Each year we get a pulse on key issues affecting the region’s business community from our audience of leaders. This is the eighth year the Business Record has asked for your thoughts.

We asked a variety of hard-hitting and lighthearted questions, but all of them help answer where is Greater Des Moines now and where is it going. Some survey questions carry over from year to year and provide a longer-term view. You’ll find comparisons to average responses from years past. Others are new this year, based on current events or trends in other metropolitan areas. 

How the survey works: In October, we asked for your thoughts and you gave them in the survey. The form contained a mix of multiple-choice, ratings, true-or-false and short fill-in-the-blank questions. We’ve compiled the answers and collected comments on a few questions. These are just a snippet of the answers we received; we’ll include more in future coverage. 

As always, we appreciate your participation with the Business Record and hope you gain insight from reading other perspectives. A special thanks to Dr. Teri Wahlig, CEO of ChildServe, who took the time to provide comprehensive analysis as our guest editor. 

– Emily Barske, associate editor

Agree or disagree: Greater Des Moines should have a light rail system for commuters.

Guest Editor Dr. Teri Wahlig: “A light rail system would be cool; however, unless we are solving a commute problem, this type of system may not be the answer. Des Moines has low population density; we simply are not moving many people from one place to another – yet. Light rail provides group transportation over a fixed route. I wonder if that may not happen via autonomous pod vehicles in the near future instead.”

Disagree. “Not large enough and a very light rush hour issue in our metro. What we need is a better North/South expressway or limited access parkway cutting through the area -- North/South travel is burdensome especially in the Northwest part of Des Moines proper leading north to Northwest suburbs.”
– Joel Hanson, president and founder, Hanson Commercial Finance & Consulting

Agree. “Bus Rapid Transit and Streetcar systems are mobility and economic development strategies that have been implemented in peer Midwest cities like Grand Rapids, Tulsa, Oklahoma City, etc. The region will need to consider value of these types of investments as we look to the future to maintain our economic competitiveness.”
– Elizabeth Presutti, chief executive officer, Des Moines Area Regional Transit Authority

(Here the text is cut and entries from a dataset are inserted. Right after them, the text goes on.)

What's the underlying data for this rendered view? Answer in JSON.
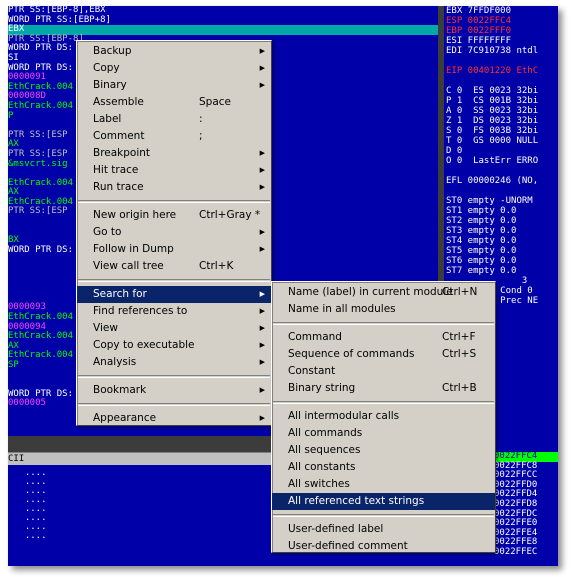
{
  "disasm_lines": [
    {
      "text": "PTR SS:[EBP-8],EBX",
      "c": ""
    },
    {
      "text": "WORD PTR SS:[EBP+8]",
      "c": ""
    },
    {
      "text": "EBX",
      "c": "teal"
    },
    {
      "text": "PTR SS:[EBP-8]",
      "c": "dk"
    },
    {
      "text": "WORD PTR DS:",
      "c": ""
    },
    {
      "text": "SI",
      "c": ""
    },
    {
      "text": "WORD PTR DS:",
      "c": ""
    },
    {
      "text": "0000091",
      "c": "mag"
    },
    {
      "text": "EthCrack.004",
      "c": "green"
    },
    {
      "text": "000008D",
      "c": "mag"
    },
    {
      "text": "EthCrack.004",
      "c": "green"
    },
    {
      "text": "P",
      "c": "green"
    },
    {
      "text": "",
      "c": ""
    },
    {
      "text": "PTR SS:[ESP",
      "c": "dk"
    },
    {
      "text": "AX",
      "c": "green"
    },
    {
      "text": "PTR SS:[ESP",
      "c": "dk"
    },
    {
      "text": "&msvcrt.sig",
      "c": "green"
    },
    {
      "text": "",
      "c": ""
    },
    {
      "text": "EthCrack.004",
      "c": "green"
    },
    {
      "text": "AX",
      "c": "green"
    },
    {
      "text": "EthCrack.004",
      "c": "green"
    },
    {
      "text": "PTR SS:[ESP",
      "c": "dk"
    },
    {
      "text": "",
      "c": ""
    },
    {
      "text": "",
      "c": ""
    },
    {
      "text": "BX",
      "c": "green"
    },
    {
      "text": "WORD PTR DS:",
      "c": ""
    },
    {
      "text": "",
      "c": ""
    },
    {
      "text": "",
      "c": ""
    },
    {
      "text": "",
      "c": ""
    },
    {
      "text": "",
      "c": ""
    },
    {
      "text": "",
      "c": ""
    },
    {
      "text": "0000093",
      "c": "mag"
    },
    {
      "text": "EthCrack.004",
      "c": "green"
    },
    {
      "text": "0000094",
      "c": "mag"
    },
    {
      "text": "EthCrack.004",
      "c": "green"
    },
    {
      "text": "AX",
      "c": "green"
    },
    {
      "text": "EthCrack.004",
      "c": "green"
    },
    {
      "text": "SP",
      "c": "green"
    },
    {
      "text": "",
      "c": ""
    },
    {
      "text": "",
      "c": ""
    },
    {
      "text": "WORD PTR DS:",
      "c": ""
    },
    {
      "text": "0000005",
      "c": "mag"
    }
  ],
  "registers": [
    {
      "text": "EBX 7FFDF000",
      "c": ""
    },
    {
      "text": "ESP 0022FFC4",
      "c": "red"
    },
    {
      "text": "EBP 0022FFF0",
      "c": "red"
    },
    {
      "text": "ESI FFFFFFFF",
      "c": ""
    },
    {
      "text": "EDI 7C910738 ntdl",
      "c": ""
    },
    {
      "text": "",
      "c": ""
    },
    {
      "text": "EIP 00401220 EthC",
      "c": "red"
    },
    {
      "text": "",
      "c": ""
    },
    {
      "text": "C 0  ES 0023 32bi",
      "c": ""
    },
    {
      "text": "P 1  CS 001B 32bi",
      "c": ""
    },
    {
      "text": "A 0  SS 0023 32bi",
      "c": ""
    },
    {
      "text": "Z 1  DS 0023 32bi",
      "c": ""
    },
    {
      "text": "S 0  FS 003B 32bi",
      "c": ""
    },
    {
      "text": "T 0  GS 0000 NULL",
      "c": ""
    },
    {
      "text": "D 0",
      "c": ""
    },
    {
      "text": "O 0  LastErr ERRO",
      "c": ""
    },
    {
      "text": "",
      "c": ""
    },
    {
      "text": "EFL 00000246 (NO,",
      "c": ""
    },
    {
      "text": "",
      "c": ""
    },
    {
      "text": "ST0 empty -UNORM",
      "c": ""
    },
    {
      "text": "ST1 empty 0.0",
      "c": ""
    },
    {
      "text": "ST2 empty 0.0",
      "c": ""
    },
    {
      "text": "ST3 empty 0.0",
      "c": ""
    },
    {
      "text": "ST4 empty 0.0",
      "c": ""
    },
    {
      "text": "ST5 empty 0.0",
      "c": ""
    },
    {
      "text": "ST6 empty 0.0",
      "c": ""
    },
    {
      "text": "ST7 empty 0.0",
      "c": ""
    },
    {
      "text": "              3",
      "c": ""
    },
    {
      "text": "FST 0000  Cond 0",
      "c": ""
    },
    {
      "text": "FCW 027F  Prec NE",
      "c": ""
    }
  ],
  "dump": {
    "header": "CII",
    "dots": "  ....\n  ....\n  ....\n  ....\n  ....\n  ....\n  ....\n  ...."
  },
  "stack": [
    {
      "text": "0022FFC4",
      "hl": true
    },
    {
      "text": "0022FFC8",
      "hl": false
    },
    {
      "text": "0022FFCC",
      "hl": false
    },
    {
      "text": "0022FFD0",
      "hl": false
    },
    {
      "text": "0022FFD4",
      "hl": false
    },
    {
      "text": "0022FFD8",
      "hl": false
    },
    {
      "text": "0022FFDC",
      "hl": false
    },
    {
      "text": "0022FFE0",
      "hl": false
    },
    {
      "text": "0022FFE4",
      "hl": false
    },
    {
      "text": "0022FFE8",
      "hl": false
    },
    {
      "text": "0022FFEC",
      "hl": false
    }
  ],
  "menu": {
    "backup": "Backup",
    "copy": "Copy",
    "binary": "Binary",
    "assemble": "Assemble",
    "assemble_key": "Space",
    "label": "Label",
    "label_key": ":",
    "comment": "Comment",
    "comment_key": ";",
    "breakpoint": "Breakpoint",
    "hit_trace": "Hit trace",
    "run_trace": "Run trace",
    "new_origin": "New origin here",
    "new_origin_key": "Ctrl+Gray *",
    "go_to": "Go to",
    "follow_dump": "Follow in Dump",
    "view_call_tree": "View call tree",
    "view_call_tree_key": "Ctrl+K",
    "search_for": "Search for",
    "find_refs": "Find references to",
    "view": "View",
    "copy_exec": "Copy to executable",
    "analysis": "Analysis",
    "bookmark": "Bookmark",
    "appearance": "Appearance"
  },
  "submenu": {
    "name_label": "Name (label) in current module",
    "name_label_key": "Ctrl+N",
    "name_all": "Name in all modules",
    "command": "Command",
    "command_key": "Ctrl+F",
    "seq_commands": "Sequence of commands",
    "seq_commands_key": "Ctrl+S",
    "constant": "Constant",
    "binary_string": "Binary string",
    "binary_string_key": "Ctrl+B",
    "all_intermodular": "All intermodular calls",
    "all_commands": "All commands",
    "all_sequences": "All sequences",
    "all_constants": "All constants",
    "all_switches": "All switches",
    "all_ref_text": "All referenced text strings",
    "user_label": "User-defined label",
    "user_comment": "User-defined comment"
  }
}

I’m not sure. “It depends on where the routes are placed, and if they are connected to a larger commuter system including Omaha, Iowa City and Chicago. I don't believe the metro has the population or the financial capacity that allows a light rail system to be created yet.”
– Creighton Cox, manager of business development, Turner Construction Co.: Iowa

Agree. “Relieve congestion on 80/35 and 235 and provide reliable workforce transit. Needed from DSM all the way to Ames.”
– Drew Kamp, director of public policy, Ames Chamber of Commerce

Disagree. “I don't see that it would be used frequently. Our population and workforce are fairly decentralized. For this to work, you need people going from one place to another en masse. Commutes are short as-is in Des Moines.”
– Mitch Van Kley, controller, Iowa Bankers Insurance & Services

View all the questions and responses from the 2019 Leaders Survey